Content starts

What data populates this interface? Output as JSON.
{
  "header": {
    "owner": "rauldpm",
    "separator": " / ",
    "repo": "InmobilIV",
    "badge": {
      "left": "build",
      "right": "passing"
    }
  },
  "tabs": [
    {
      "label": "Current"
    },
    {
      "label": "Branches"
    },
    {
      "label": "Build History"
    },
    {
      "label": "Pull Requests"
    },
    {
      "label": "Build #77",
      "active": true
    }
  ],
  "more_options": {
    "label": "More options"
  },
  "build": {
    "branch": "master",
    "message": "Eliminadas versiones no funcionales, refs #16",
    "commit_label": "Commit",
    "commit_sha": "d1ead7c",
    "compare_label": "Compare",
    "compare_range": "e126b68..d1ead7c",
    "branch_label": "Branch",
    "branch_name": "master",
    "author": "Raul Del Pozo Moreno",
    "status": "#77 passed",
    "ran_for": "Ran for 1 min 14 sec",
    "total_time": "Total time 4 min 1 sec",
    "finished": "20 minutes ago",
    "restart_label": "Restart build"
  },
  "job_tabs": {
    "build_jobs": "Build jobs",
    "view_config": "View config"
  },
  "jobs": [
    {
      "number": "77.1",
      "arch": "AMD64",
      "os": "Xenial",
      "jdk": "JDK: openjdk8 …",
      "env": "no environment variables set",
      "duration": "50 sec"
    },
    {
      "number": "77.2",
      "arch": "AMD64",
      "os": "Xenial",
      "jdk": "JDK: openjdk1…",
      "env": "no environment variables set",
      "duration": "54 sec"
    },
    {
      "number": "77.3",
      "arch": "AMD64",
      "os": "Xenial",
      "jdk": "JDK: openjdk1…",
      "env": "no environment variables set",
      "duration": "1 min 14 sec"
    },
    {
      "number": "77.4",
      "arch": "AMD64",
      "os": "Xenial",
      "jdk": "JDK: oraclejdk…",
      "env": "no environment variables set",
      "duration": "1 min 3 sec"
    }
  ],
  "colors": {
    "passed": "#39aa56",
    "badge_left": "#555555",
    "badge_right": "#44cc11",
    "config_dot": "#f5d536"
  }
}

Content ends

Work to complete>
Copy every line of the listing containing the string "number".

Answer for this exercise>
      "number": "77.1",
      "number": "77.2",
      "number": "77.3",
      "number": "77.4",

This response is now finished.